  • NumPy 1.16.6 or higher.

Optional dependencies

  • pandas 1.0 or higher,

  • cffi.

Additional packages PyArrow is compatible with are fsspec and pytz, dateutil or tzdata package for timezones.

tzdata on Windows#

While Arrow uses the OS-provided timezone database on Linux and macOS, it requires a user-provided database on Windows. To download and extract the text version of the IANA timezone database follow the instructions in the C++ Runtime Dependencies or use pyarrow utility function pyarrow.util.download_tzdata_on_windows() that does the same.

By default, the timezone database will be detected at %USERPROFILE%\Downloads\tzdata. If the database has been downloaded in a different location, you will need to set a custom path to the database from Python:

>>> import pyarrow as pa
>>> pa.set_timezone_db_path("custom_path")

Differences between conda-forge packages#

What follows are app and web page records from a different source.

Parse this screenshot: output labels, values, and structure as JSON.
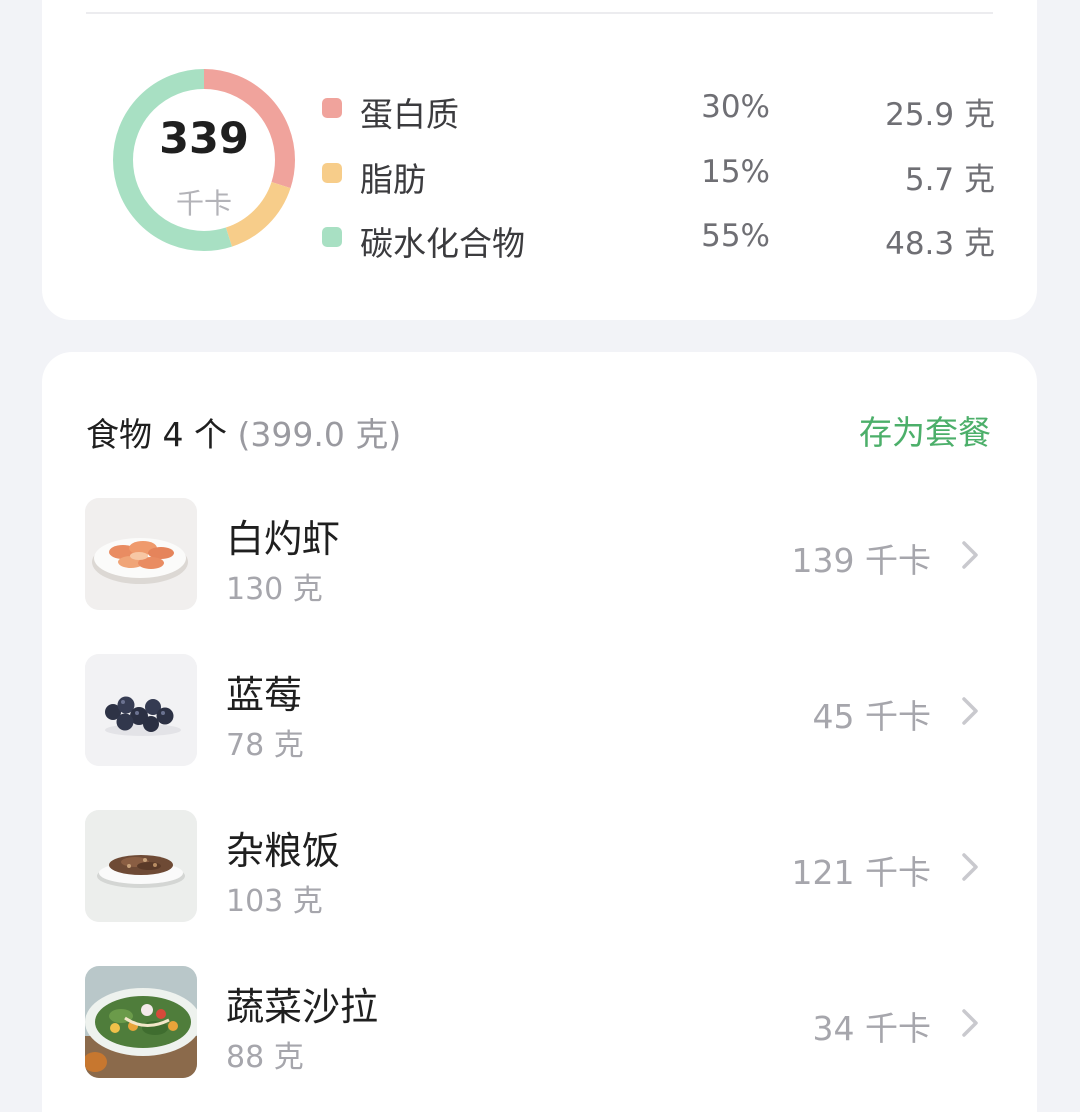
{
  "summary": {
    "total_calories": "339",
    "calorie_unit": "千卡",
    "macros": [
      {
        "name": "蛋白质",
        "percent": "30%",
        "grams": "25.9 克",
        "color": "#f0a39c",
        "share": 0.3
      },
      {
        "name": "脂肪",
        "percent": "15%",
        "grams": "5.7 克",
        "color": "#f7cd8a",
        "share": 0.15
      },
      {
        "name": "碳水化合物",
        "percent": "55%",
        "grams": "48.3 克",
        "color": "#a8e0c3",
        "share": 0.55
      }
    ]
  },
  "food_list": {
    "count_label": "食物 4 个",
    "total_weight": "(399.0 克)",
    "save_action": "存为套餐",
    "accent_color": "#4caf6a",
    "items": [
      {
        "name": "白灼虾",
        "grams": "130 克",
        "calories": "139 千卡",
        "thumb": "shrimp-plate"
      },
      {
        "name": "蓝莓",
        "grams": "78 克",
        "calories": "45 千卡",
        "thumb": "blueberries"
      },
      {
        "name": "杂粮饭",
        "grams": "103 克",
        "calories": "121 千卡",
        "thumb": "grain-rice-plate"
      },
      {
        "name": "蔬菜沙拉",
        "grams": "88 克",
        "calories": "34 千卡",
        "thumb": "vegetable-salad"
      }
    ]
  }
}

On conda-forge, PyArrow is published as three separate packages, each providing varying levels of functionality. This is in contrast to PyPi, where only a single PyArrow package is provided.

The purpose of this split is to minimize the size of the installed package for most users (pyarrow), provide a smaller, minimal package for specialized use cases (pyarrow-core), while still providing a complete package for users who require it (pyarrow-all). What was historically pyarrow on conda-forge is now pyarrow-all, though most users can continue using pyarrow.

The pyarrow-core package includes the following functionality:

The pyarrow package adds the following:

  • Acero (i.e., pyarrow.acero)

  • Tabular Datasets (i.e., pyarrow.dataset)

  • Parquet (i.e., pyarrow.parquet)

  • Substrait (i.e., pyarrow.substrait)

Finally, pyarrow-all adds:

  • Arrow Flight RPC and Flight SQL (i.e., pyarrow.flight)

  • Gandiva (i.e., pyarrow.gandiva)

The following table lists the functionality provided by each package and may be useful when deciding to use one package over another or when Creating A Custom Selection.


















Flight SQL




Creating A Custom Selection#

If you know which components you need and want to control what’s installed, you can create a custom selection of packages to include only the extra features you need. For example, to install pyarrow-core and add support for reading and writing Parquet, install libparquet alongside pyarrow-core:

conda install -c conda-forge pyarrow-core libparquet

Or if you wish to use pyarrow but need support for Flight RPC:

conda install -c conda-forge pyarrow libarrow-flight